In a world where anti-materialist sentiment has become the new religion of many, it is not surprising that Hollywood can see cash to be made in celebratory tales of those who wish to return to an imagined purity of Nature. There are many in the West who share, like some guilty secret, the words of Tyler Durden (as spoken by Brad Pitt) in Fight Club: “The things you own end up owning you.” Couple this with the modern fear that we’re living on a planet that’s about to expire, and you can join the dots between The Day After Tomorrow, An Inconvenient Truth and, now, Into The Wild.
Sean Penn is a director, much like Michael Moore, who clearly feels movies must preach before they can begin to entertain. Unfortunately, he has got that the wrong way round. Moreover, his latest Oscar-hopeful, a reframing of youthful naivet as ancient wisdom and a celebration of the nietzscheanisation of American youth, is fraught with tiresome problems.
Penn has adapted the eponymous biography, written by Jon Krakauer, of straight-A student Christopher McCandless (Emile Hirsch) who rejected his middle-class upbringing and the chance of a materially comfortable world in favour of asceticism and, specifically, a pilgrimage to Alaska where he hoped to live off the land.

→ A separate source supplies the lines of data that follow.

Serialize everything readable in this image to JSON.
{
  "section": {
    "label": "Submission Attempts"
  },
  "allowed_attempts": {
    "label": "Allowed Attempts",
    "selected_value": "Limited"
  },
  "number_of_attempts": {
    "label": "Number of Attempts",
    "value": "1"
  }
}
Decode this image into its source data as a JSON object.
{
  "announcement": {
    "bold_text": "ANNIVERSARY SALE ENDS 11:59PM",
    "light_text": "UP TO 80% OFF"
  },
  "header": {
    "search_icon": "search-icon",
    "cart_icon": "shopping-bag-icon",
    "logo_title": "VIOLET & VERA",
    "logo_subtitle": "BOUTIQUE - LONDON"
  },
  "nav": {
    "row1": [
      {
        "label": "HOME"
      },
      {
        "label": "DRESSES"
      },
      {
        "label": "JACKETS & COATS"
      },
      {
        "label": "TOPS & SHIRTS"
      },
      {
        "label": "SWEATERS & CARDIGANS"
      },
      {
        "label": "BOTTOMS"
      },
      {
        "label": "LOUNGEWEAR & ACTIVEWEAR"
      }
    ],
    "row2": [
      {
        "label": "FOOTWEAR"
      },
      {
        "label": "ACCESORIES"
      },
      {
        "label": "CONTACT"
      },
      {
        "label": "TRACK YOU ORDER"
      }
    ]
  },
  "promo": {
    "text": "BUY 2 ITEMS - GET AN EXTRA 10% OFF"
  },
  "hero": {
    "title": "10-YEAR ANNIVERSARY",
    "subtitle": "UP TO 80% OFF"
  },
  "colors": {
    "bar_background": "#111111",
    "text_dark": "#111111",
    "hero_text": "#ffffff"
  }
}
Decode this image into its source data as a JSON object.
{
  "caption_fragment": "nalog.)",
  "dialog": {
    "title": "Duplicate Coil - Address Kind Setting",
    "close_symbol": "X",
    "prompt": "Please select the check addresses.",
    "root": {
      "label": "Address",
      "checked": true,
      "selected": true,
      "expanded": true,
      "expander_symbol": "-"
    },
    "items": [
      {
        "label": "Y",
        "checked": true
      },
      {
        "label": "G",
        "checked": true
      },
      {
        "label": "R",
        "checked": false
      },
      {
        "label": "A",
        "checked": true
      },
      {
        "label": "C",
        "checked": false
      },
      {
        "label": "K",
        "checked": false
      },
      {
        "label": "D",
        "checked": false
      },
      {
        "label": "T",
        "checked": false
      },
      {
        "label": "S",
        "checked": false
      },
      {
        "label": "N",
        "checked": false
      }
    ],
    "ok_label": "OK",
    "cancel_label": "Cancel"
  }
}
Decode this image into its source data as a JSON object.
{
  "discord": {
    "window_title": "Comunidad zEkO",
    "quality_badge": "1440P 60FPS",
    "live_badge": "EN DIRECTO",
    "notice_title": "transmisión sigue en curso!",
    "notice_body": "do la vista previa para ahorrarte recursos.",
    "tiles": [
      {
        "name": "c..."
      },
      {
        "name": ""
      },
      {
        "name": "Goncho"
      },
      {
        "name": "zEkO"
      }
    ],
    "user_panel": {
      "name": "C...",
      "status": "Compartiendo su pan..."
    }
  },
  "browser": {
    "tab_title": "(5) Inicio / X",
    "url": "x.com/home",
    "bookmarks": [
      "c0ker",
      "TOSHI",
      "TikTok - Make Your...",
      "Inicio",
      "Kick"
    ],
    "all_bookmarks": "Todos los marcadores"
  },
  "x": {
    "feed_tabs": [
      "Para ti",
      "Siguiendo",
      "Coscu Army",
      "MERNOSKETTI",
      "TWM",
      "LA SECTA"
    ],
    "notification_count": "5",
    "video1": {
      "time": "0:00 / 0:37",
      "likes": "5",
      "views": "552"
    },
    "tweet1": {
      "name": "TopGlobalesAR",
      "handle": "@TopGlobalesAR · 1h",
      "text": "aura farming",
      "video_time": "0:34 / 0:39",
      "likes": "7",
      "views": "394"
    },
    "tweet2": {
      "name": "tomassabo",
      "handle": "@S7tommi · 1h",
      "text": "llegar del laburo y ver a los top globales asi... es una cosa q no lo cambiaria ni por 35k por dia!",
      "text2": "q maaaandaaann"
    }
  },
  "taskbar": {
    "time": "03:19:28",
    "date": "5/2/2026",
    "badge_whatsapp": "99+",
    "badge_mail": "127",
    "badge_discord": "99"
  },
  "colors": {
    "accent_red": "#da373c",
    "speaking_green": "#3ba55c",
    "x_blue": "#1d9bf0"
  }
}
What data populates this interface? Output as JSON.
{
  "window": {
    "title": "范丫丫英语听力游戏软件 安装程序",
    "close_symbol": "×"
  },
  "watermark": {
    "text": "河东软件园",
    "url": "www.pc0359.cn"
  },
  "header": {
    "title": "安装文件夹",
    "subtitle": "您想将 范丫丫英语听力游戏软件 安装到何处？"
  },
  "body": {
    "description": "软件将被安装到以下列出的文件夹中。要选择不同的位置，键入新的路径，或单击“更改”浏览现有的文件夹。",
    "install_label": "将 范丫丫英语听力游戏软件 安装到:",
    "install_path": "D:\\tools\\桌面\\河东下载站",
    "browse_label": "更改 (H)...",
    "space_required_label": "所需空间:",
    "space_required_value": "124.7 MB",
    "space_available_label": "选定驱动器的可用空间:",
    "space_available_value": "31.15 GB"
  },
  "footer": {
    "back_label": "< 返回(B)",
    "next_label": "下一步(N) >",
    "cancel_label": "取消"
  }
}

Reconstructed from McCandless’s journal, and with voiceover narration in part provided by his sister, Carine (Jena Malone), the film tells the story of Chris’s odyssey from college graduation to his arrival in the Yukon, with only a backpack full of donated tools, a book on edible flora and fauna and some notes on how to kill and preserve animals for food.
Through his encounters with a cross-section of Americans, from hippies to blue-collar workers to ex-soldiers turned ministers, he learns lessons about companionship, the value of family, and the difficulties of total self-reliance which, ultimately, lead him to dramatic life-changing reassessments of his choices.
In the hands of a more skilful director, and possibly one with less of a point to bludgeon home, there is much moose meat on the bones of this tragic tale for a very good film. Instead, Penn chooses not only to bore his audience with a meandering pace and meaningless authorial flourishes, but also to rob the story of its truth by sidestepping the issue of the evident mental illness of his protagonist. There is a challenging story to be told about youthful exuberance’s potential to descend into madness but this is not it.
Penn rather chooses to turn McCandless into something approaching the Second Coming, whose ability to aphorise from Thoreau, Tolstoy and Byron could apparently save marriages, rehabilitate criminals and give the elderly back their youth. He exaggerates without questioning, and even less evidence, that McCandless was drawn to this because of abuse in his family, and, using surreptitious references to the first Gulf War, implies some justice in his rejection of the modern world. This is a film written by a hippy with all that entails fuzzy logic, naivet and social selfishness.
There is no denying that McCandless had courage, however misplaced and messianic. Scenes which show this are genuinely moving because they show us a side of ourselves that, in the comfort of a cinema, we might feel we are denying. For the rest, though, Penn’s exercise in emotional manipulation, can only end up making us feel bad about ourselves and the world we live in; this, in my book, neither constitutes good entertainment nor good storytelling.